A major theme of the week in the build-up to the Springboks’ final Test match of the year against England at Twickenham on Saturday has been their alleged fatigue and demotivation, but at Thursday’s team announcement press conference, captain John Smit described this as “stuff and nonsense” and kicked it all into touch.
“There are a thousand excuses for losing rugby matches, and if it does not go well on Saturday, we will wheel them out for you,” Smit smiled before turning deadly serious.
“Look, we are Springboks. This is what we do for a living. We get to play for our country at the highest level and we get paid for it as well, so our responsibility is not to ourselves,” Smit said.
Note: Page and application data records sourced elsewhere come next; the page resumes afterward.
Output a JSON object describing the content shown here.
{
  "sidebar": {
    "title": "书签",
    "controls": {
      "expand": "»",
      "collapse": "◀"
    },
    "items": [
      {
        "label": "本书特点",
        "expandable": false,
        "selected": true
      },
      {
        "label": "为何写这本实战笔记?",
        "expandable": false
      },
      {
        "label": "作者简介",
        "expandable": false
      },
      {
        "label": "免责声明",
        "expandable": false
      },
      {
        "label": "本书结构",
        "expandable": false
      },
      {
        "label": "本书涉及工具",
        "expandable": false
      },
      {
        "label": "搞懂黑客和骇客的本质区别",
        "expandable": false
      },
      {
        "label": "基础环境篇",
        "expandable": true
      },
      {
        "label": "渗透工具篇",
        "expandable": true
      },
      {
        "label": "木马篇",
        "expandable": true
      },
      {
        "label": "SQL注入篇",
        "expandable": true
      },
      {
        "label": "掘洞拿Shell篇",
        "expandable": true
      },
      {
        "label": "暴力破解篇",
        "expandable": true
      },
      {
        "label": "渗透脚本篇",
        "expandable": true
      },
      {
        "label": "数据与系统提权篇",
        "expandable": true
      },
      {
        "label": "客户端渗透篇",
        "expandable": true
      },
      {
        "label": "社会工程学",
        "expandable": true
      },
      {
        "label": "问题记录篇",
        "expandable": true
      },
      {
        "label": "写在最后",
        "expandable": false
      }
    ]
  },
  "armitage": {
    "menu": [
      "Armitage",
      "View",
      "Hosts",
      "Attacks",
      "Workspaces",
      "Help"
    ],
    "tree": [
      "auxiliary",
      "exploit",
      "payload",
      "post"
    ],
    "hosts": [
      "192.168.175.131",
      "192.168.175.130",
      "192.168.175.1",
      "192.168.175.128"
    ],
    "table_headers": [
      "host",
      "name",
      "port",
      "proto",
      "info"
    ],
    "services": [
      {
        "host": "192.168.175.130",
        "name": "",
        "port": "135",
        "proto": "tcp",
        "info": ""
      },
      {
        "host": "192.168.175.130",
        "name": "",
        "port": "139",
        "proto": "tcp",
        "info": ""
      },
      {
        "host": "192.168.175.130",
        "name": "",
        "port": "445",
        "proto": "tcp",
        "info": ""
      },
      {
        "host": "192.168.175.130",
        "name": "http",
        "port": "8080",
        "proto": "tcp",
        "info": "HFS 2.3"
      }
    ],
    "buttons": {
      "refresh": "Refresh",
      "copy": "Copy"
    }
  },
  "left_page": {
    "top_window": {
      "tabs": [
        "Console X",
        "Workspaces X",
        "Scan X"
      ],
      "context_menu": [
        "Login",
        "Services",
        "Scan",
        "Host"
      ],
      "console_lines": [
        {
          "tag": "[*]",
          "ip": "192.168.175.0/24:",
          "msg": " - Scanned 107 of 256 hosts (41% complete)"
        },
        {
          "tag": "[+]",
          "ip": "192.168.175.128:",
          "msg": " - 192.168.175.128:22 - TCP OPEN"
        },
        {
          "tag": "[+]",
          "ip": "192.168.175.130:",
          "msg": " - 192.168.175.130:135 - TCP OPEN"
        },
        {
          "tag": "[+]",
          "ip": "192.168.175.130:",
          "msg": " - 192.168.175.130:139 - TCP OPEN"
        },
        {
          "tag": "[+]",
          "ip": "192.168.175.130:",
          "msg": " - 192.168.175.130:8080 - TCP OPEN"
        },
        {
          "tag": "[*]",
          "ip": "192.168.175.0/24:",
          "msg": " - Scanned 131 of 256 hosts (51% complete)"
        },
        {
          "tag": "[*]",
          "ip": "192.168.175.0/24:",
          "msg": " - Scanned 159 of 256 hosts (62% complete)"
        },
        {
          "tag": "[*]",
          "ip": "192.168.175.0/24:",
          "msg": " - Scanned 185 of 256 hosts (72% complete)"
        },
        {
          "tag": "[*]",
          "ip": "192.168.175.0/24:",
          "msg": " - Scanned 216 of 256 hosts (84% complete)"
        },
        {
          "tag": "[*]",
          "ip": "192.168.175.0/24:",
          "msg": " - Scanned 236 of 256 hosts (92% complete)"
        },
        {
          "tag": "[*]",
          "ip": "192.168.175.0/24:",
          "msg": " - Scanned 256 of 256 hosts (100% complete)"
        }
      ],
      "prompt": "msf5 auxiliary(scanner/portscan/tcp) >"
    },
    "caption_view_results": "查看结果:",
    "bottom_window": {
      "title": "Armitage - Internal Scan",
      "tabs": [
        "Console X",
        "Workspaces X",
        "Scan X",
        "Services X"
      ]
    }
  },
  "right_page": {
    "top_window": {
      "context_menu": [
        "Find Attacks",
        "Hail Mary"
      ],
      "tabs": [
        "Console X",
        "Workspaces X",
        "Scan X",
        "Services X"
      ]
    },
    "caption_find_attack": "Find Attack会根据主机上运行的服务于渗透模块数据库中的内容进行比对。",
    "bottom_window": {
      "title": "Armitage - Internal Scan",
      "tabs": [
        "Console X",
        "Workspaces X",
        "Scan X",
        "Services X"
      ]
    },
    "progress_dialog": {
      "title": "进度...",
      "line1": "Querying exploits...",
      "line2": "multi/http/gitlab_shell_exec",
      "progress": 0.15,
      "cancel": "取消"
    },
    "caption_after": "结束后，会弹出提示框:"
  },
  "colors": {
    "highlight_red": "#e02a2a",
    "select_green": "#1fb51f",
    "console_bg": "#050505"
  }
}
“There is no question of any player not being in the right frame of mind for this Test. To have one foot on the plane would mean opening the door to somebody else to take away your dream.”
Speaking of planes, there was shock when it was announced that Juan Smith would be flying home on Friday, along with Fourie du Preez.
Mike Greenaway reports for The Mercury that the latter was known to be fighting a losing battle with a quadricep injury, but it was a well-kept secret that Smith was suffering from concussion.
“It is Juan’s fourth concussion of the year, so we are putting the person before the rugby player and sending him home,” coach Peter de Villiers said.
Danie Rossouw replaces Smith, the man of the match against Scotland, on the blindside flank, which means young Cheetahs sensation Heinrich Brussouw is on the bench and in line for his first cap.
As expected, Jannie du Plessis comes straight into the team at tighthead prop, with John Smit reverting to hooker and Tendai “Beast” Mtawriria completing the front row.
Chiliboy Ralepelle is the other newcomer to the bench.
Du Plessis’s selection means he has leapfrogged Brian Mujati into the starting line-up, but a rather jumpy De Villiers quickly pointed out that Mujati had a sore shoulder. “We don’t want to chuck Brian into the deep end when he took a knock against Scotland, so he will play off the bench,” the coach said.
Smit said too much had been made of this match being the last of the year for the Boks.
“We are past the stage of talking about rugby in years, the rugby just keeps going with the games offloading in different times of the 11-month season,” he said.
“The biggest factor for us this week, the thing that has motivated us since we arrived from Edinburgh, is that this is an opportunity to beat one of our biggest rivals at Twickenham, the home of rugby.”
Many of the senior Boks were rested when Jake White brought an under-strength team to play two Tests in London in 2006, the second of which was won by the Boks, with that defeat precipitating the axing of England coach Andy Robinson.
“Guys like Bakkies Botha, Victor Matfield and Schalk Burger have never won a Test match at Twickenham, and have lost quite a few, so it is very much a box they would like to tick,” Smit said.
The Boks, of course, have held sway over England in recent years, with victories in France and South Africa.
“We were discussing it on the way home from training today,” Smit said. “We have won five in a row, but I quickly reminded the guys that before this run, we lost seven in a row to England, so we have two more wins to go before we make amends for that unfortunate sequence.”
Smit said that when his team looked back over 2008, the biggest disappointment was the fact that the Boks were no longer the No 1-ranked team in the world.
“This was always going to be a tough year for us after winning the World Cup last year. It is hard to maintain standards, and then there is the adjustment required when you get a new management team,” Smit said.
“Before you know it New Zealand are ahead of you on the rankings. We are very keen to reclaim that spot, and our fight to get it back would be greatly assisted by a win at Twickenham tomorrow.”Tweet